Turkey farmers prepare for different type of Thanksgiving

It’s been a rollercoaster of a year for Minnesota turkey producers trying to predict what the Thanksgiving meal will look like amid the COVID-19 pandemic.

A total of 450 family farmers raise approximately 44 million to 46 million turkeys annually, according to the Minnesota Turkey Growers Association.

"Talking to different farmers across the state of Minnesota, it’s kind of a mixed bag, there are some grocers that are looking for that smaller bird, maybe for a family of four or a gathering of six people," said Sarah Anderson, executive director of Minnesota Turkey Grower’s Association. "But you still need to plan for that larger bird contingency."

Anderson expects gatherings to be smaller during COVID, which means some Minnesotans will be cooking the turkey at their own homes instead of attending large family events.

"We’re looking forward really to this Thanksgiving because COVID has created more people spending time in the kitchen," Anderson said.

At Meadowlark Turkey Farm in Melrose, a third-generation family turkey producer, this year, like for many farmers, has been filled with challenges.

"It’s very rewarding, we get to feed people, that’s our mentality, especially on tough days, especially during this crazy season of COVID," said Ashley Klaphake, who raises turkeys with her husband on the family farm.

Klaphake said they have had to adjust how big some of the turkeys get due to a possible change in the market.

"The longer we have them, obviously, the bigger they will grow; we did have flocks leave sooner, which was OK," Klaphake said. "It kind of puts a damper on pounds that are produced and money that is made per pound for us farmers."

When it comes to buying the turkey this holiday, Anderson’s advice to cooks out there is to buy early.
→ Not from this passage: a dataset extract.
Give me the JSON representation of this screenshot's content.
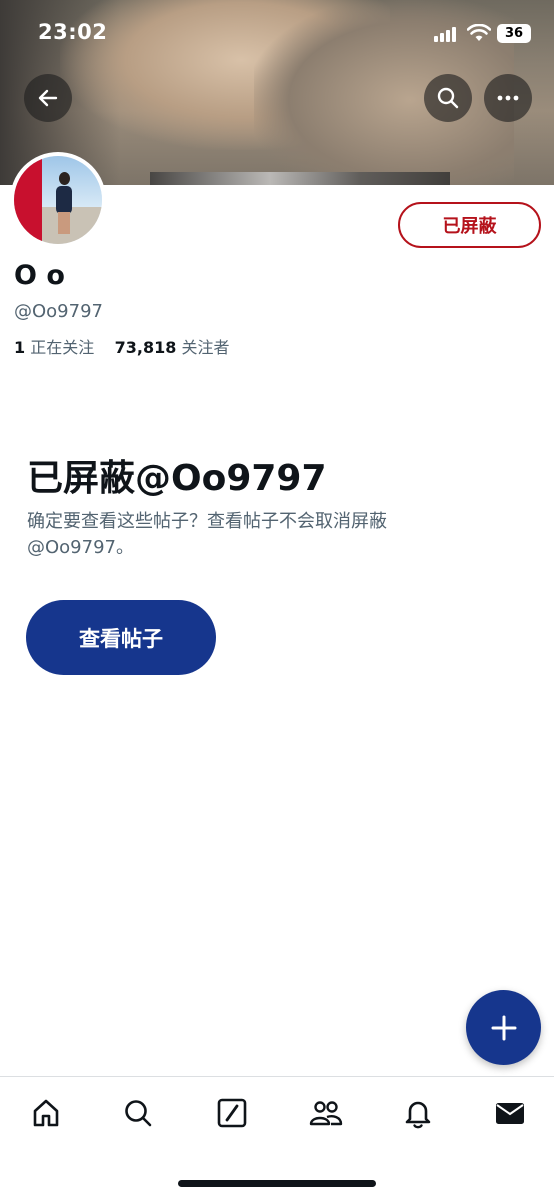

"I don’t want to put a rush out there but I’m concerned that it might become the next toilet paper or any cleaning product out there that people are going to be rushing to get their turkey to make sure they can have that normalcy of a Thanksgiving dinner," Anderson said.